At Lake Clifton, DeMatha transfer Selby quickly gets point

At Lake Clifton, DeMatha transfer Selby quickly gets point
(Baltimore Sun photo by Lloyd Fox)
Since the first day of basketball practice at Lake Clifton, the Lakers' new and highly celebrated senior point guard Josh Selby has showed his coach something different every time out.

A couple of days before Thanksgiving, during a scrimmage at Archbishop Curley, it was a determined scowl.

"We were down a couple points and I just watched his whole facial expression change," Lake Clifton coach Herman "Tree" Harried said. "I saw a determined player who decided we weren't going to lose. It was right there on his face. You can't buy that."

A consensus top-10 recruit in the country, the 6-foot-3, 180-pound DeMatha transfer brings uncanny strength and athleticism to the defending Class 3A state champions, along with an ability to score from anywhere on the court.

In addition, Harried has been pleasantly surprised with how eager Selby has been to share the ball with his new teammates, something that is often difficult for a natural scorer.

But it's that scowl that has the Lakers' coach smiling the most so far.

Just like his ability to get to the basket, crash into bigger defenders and still get high above the rim, Selby's competitiveness is in constant overdrive.

He says it comes from his childhood days in Baltimore playing basketball with his cousins. And it didn't stop once they left the court, extending onto Lanvale and Barclay streets as they found their way home.

"We would go shoot hoops and then race to the house.

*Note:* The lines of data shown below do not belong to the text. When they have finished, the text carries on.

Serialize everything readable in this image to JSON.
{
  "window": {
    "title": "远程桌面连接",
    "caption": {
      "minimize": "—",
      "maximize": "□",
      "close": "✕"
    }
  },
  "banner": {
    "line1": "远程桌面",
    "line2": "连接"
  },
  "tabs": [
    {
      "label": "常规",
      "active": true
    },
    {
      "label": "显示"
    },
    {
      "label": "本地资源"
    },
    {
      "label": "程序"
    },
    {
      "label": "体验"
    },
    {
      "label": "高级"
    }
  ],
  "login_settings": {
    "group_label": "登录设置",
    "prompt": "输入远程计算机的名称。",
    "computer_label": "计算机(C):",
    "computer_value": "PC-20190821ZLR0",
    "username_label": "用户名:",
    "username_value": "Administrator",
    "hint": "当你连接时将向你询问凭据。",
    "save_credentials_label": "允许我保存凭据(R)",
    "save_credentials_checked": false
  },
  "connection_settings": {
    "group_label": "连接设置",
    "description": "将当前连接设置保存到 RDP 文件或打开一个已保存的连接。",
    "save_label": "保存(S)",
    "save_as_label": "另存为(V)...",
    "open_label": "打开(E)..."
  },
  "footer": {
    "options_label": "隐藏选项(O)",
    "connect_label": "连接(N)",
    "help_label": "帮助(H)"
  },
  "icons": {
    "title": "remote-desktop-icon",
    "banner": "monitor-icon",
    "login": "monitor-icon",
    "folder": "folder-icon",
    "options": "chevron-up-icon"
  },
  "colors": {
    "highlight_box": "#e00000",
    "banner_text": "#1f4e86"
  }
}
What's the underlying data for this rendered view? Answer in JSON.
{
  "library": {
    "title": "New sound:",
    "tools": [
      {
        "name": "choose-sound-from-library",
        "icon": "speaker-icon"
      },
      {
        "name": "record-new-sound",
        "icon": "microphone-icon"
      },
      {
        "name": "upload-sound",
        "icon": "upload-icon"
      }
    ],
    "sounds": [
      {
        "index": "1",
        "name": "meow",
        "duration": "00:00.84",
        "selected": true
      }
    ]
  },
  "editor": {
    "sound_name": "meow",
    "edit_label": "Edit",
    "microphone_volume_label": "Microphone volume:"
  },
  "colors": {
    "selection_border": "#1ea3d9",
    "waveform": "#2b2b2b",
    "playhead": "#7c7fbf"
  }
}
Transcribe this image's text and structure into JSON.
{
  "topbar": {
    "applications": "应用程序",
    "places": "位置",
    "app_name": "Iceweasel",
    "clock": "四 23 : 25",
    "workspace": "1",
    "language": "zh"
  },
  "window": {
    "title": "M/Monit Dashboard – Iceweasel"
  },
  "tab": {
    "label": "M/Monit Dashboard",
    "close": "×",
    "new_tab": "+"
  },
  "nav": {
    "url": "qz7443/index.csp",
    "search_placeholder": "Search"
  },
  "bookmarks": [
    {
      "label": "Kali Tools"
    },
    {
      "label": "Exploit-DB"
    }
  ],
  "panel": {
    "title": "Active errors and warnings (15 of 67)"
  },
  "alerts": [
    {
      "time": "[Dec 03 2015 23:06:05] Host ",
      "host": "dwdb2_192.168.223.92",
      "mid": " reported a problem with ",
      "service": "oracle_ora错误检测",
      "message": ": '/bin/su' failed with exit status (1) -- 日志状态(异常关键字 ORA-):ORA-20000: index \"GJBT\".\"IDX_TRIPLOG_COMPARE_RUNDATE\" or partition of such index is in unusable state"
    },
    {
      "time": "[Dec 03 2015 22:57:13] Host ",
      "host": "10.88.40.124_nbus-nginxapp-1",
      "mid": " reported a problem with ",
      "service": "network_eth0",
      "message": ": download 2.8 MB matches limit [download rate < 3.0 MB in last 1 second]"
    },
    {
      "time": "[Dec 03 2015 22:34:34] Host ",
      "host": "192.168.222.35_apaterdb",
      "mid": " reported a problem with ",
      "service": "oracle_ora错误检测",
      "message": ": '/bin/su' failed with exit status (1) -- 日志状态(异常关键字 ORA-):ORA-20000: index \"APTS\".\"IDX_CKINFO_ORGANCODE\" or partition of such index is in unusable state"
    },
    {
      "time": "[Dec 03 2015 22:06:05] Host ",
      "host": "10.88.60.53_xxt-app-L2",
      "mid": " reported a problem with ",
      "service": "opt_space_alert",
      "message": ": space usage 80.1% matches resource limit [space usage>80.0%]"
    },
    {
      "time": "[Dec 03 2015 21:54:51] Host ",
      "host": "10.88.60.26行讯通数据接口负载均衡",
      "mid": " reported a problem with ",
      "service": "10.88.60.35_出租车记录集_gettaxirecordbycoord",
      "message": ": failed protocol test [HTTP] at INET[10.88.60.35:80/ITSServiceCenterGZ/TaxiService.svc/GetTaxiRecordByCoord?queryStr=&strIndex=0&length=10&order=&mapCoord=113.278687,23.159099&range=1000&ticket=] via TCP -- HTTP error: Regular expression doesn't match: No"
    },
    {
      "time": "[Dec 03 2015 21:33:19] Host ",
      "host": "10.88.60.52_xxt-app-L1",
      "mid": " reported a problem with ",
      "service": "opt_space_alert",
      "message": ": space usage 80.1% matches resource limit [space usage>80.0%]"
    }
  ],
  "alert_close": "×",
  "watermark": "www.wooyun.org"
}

The loser would have to do something like clean everybody's shoes or go to the store to buy stuff," said Selby, who averaged 16 points, eight assists and five rebounds last season at DeMatha.

"I used to hate when I lost, so that's where I got it from."

It has been a trying past year for Selby, but he has made an effort to grow from it.

Last year at DeMatha, his second school after starting his high school career at John Carroll, the daily grind wore on him. He would have to wake up every morning at 5 to catch the train to Hyattsville, not getting back home to Baltimore until after 9 p.m. His schoolwork suffered and he was put on academic probation, prompting him to leave DeMatha and transfer to Lake Clifton last spring.

In the summer, Selby withdrew his commitment to Tennessee and is now drawing attention from all the top colleges. He has narrowed his choices to Indiana, Kansas, Kentucky and Syracuse. The lofty list of schools speaks to his unlimited potential.

"Josh has everything you look for in an elite talent," said Jerry Meyer of, who ranks Selby fourth in the country overall and the No. 2 point guard. "It's really a combination of three things: athleticism, high skills and competitiveness. He has all those characteristics. There's no telling how good he can be. He has a chance to be a one-and-done college player, an All-American type who can be a longtime pro that goes on to play in [ NBA] All-Star games."

For now, Selby just wants to be a high school senior - he says his mother, Maeshon Witherspoon, handles all his recruiting details to help keep his hectic life as routine as possible - and he's glad to be at Lake Clifton.

Last year, the Lakers had transfers Will and Antonio Barton come in to help lead the team to a 28-0 season, No. 1 area ranking and the state championship.

Last year's team also had a strong nucleus already in place, with senior leaders Jason Sharp and Cleveland Melvin helping the new players find their way in Harried's disciplined program.

This year's team only has one starter back in senior center Karee Watson, forcing a largely new group to learn as they go. Selby has proven to be a quick study.

"He brings a lot to the table," said senior swingman Durand Johnson, a highly touted transfer from Parkville. "He's looking to find everybody, keeps talking to us and tries to make us all better any way he can."

Added Harried: "I've seen leadership from him, and he communicates well and is very helpful to the other players. He works very hard. He's still not used to working at our level, but he does it and you don't have to push and yell."

Selby has welcomed the change.

In the fall, he ran for the cross country team at Harried's urging to get an appreciation of hard work and discipline that has carried into the basketball season. It proved a valuable experience.

"Coach Tree, the things he brings out of you is amazing. I never thought I would be able to run cross country," Selby said. "It was interesting and hard, but also fun because I was running with a team. We were running up hills, down hills, in the mud, and it was everybody getting dirty. It really helped me mature and made me more mentally and physically strong."

That doesn't bode well for coming basketball opponents.

Casually brash and confident, Selby is comfortable describing himself as a leader, a winner and someone who plays with a lot of heart, intensity and enthusiasm. But the very next moment, without having been asked, he quickly adds: "Things I need to work on? I'm not Kobe and I'm not Jordan, so I need to work on everything."

And that "everything" begins with helping lead the Lakers to another state championship.

"Coming in, it was different because last year the team went 28-0, so I got a lot of pressure on me, people saying 'Can Josh do it?' " he said.

"But I'm not worried about me - I'm worrying about us. As a team, I think we can do it. I think we can repeat. My senior year, I want to win a championship, get a ring - that's what I want right now."